**AIM OF THE EXERCISE:** Write out all records as given; omit images.

(Website and app data records)
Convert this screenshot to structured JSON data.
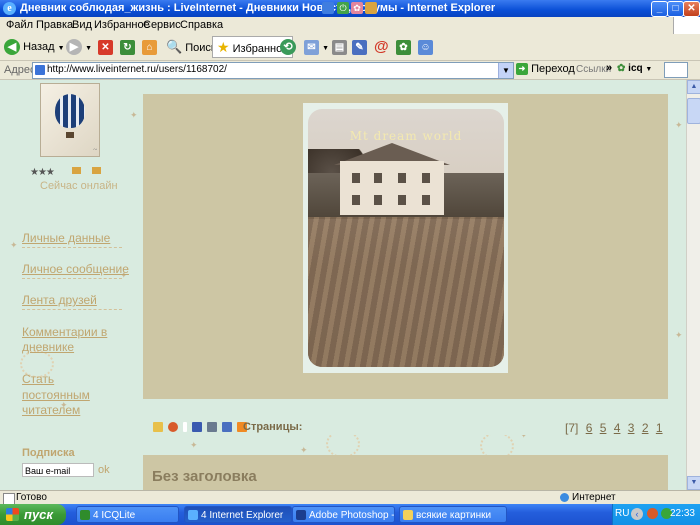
{
  "window": {
    "title": "Дневник соблюдая_жизнь : LiveInternet - Дневники Новости,Форумы - Internet Explorer",
    "controls": {
      "minimize": "_",
      "maximize": "□",
      "close": "✕"
    }
  },
  "menu": {
    "items": [
      "Файл",
      "Правка",
      "Вид",
      "Избранное",
      "Сервис",
      "Справка"
    ]
  },
  "toolbar": {
    "back_label": "Назад",
    "search_label": "Поиск",
    "favorites_label": "Избранное"
  },
  "address": {
    "label": "Адрес:",
    "url": "http://www.liveinternet.ru/users/1168702/",
    "go_label": "Переход",
    "links_label": "Ссылки",
    "icq_label": "icq"
  },
  "sidebar": {
    "online_text": "Сейчас онлайн",
    "nav": [
      {
        "label": "Личные данные"
      },
      {
        "label": "Личное сообщение"
      },
      {
        "label": "Лента друзей"
      },
      {
        "label": "Комментарии в"
      },
      {
        "label": "дневнике"
      },
      {
        "label": "Стать"
      },
      {
        "label": "постоянным"
      },
      {
        "label": "читателем"
      }
    ],
    "subscribe_label": "Подписка",
    "email_placeholder": "Ваш e-mail",
    "ok_label": "ok"
  },
  "post": {
    "image_caption": "Mt dream world",
    "pages_label": "Страницы:",
    "pages": [
      "[7]",
      "6",
      "5",
      "4",
      "3",
      "2",
      "1"
    ],
    "second_post_title": "Без заголовка"
  },
  "statusbar": {
    "text": "Готово",
    "zone": "Интернет"
  },
  "taskbar": {
    "start_label": "пуск",
    "tasks": [
      {
        "label": "4 ICQLite",
        "color": "#2f8c2b"
      },
      {
        "label": "4 Internet Explorer",
        "color": "#5ab0ff"
      },
      {
        "label": "Adobe Photoshop - [...",
        "color": "#1b3d8f"
      },
      {
        "label": "всякие картинки",
        "color": "#f2d15c"
      }
    ],
    "lang": "RU",
    "clock": "22:33"
  },
  "colors": {
    "accent": "#0a4fd6",
    "page_bg": "#d9ebe0",
    "panel": "#cdc6a4",
    "link": "#c0a670"
  }
}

**THE ANSWER:**
Convert this screenshot to structured JSON data.
{
  "window": {
    "title": "Дневник соблюдая_жизнь : LiveInternet - Дневники Новости,Форумы - Internet Explorer",
    "controls": {
      "minimize": "_",
      "maximize": "□",
      "close": "✕"
    }
  },
  "menu": {
    "items": [
      "Файл",
      "Правка",
      "Вид",
      "Избранное",
      "Сервис",
      "Справка"
    ]
  },
  "toolbar": {
    "back_label": "Назад",
    "search_label": "Поиск",
    "favorites_label": "Избранное"
  },
  "address": {
    "label": "Адрес:",
    "url": "http://www.liveinternet.ru/users/1168702/",
    "go_label": "Переход",
    "links_label": "Ссылки",
    "icq_label": "icq"
  },
  "sidebar": {
    "online_text": "Сейчас онлайн",
    "nav": [
      {
        "label": "Личные данные"
      },
      {
        "label": "Личное сообщение"
      },
      {
        "label": "Лента друзей"
      },
      {
        "label": "Комментарии в"
      },
      {
        "label": "дневнике"
      },
      {
        "label": "Стать"
      },
      {
        "label": "постоянным"
      },
      {
        "label": "читателем"
      }
    ],
    "subscribe_label": "Подписка",
    "email_placeholder": "Ваш e-mail",
    "ok_label": "ok"
  },
  "post": {
    "image_caption": "Mt dream world",
    "pages_label": "Страницы:",
    "pages": [
      "[7]",
      "6",
      "5",
      "4",
      "3",
      "2",
      "1"
    ],
    "second_post_title": "Без заголовка"
  },
  "statusbar": {
    "text": "Готово",
    "zone": "Интернет"
  },
  "taskbar": {
    "start_label": "пуск",
    "tasks": [
      {
        "label": "4 ICQLite",
        "color": "#2f8c2b"
      },
      {
        "label": "4 Internet Explorer",
        "color": "#5ab0ff"
      },
      {
        "label": "Adobe Photoshop - [...",
        "color": "#1b3d8f"
      },
      {
        "label": "всякие картинки",
        "color": "#f2d15c"
      }
    ],
    "lang": "RU",
    "clock": "22:33"
  },
  "colors": {
    "accent": "#0a4fd6",
    "page_bg": "#d9ebe0",
    "panel": "#cdc6a4",
    "link": "#c0a670"
  }
}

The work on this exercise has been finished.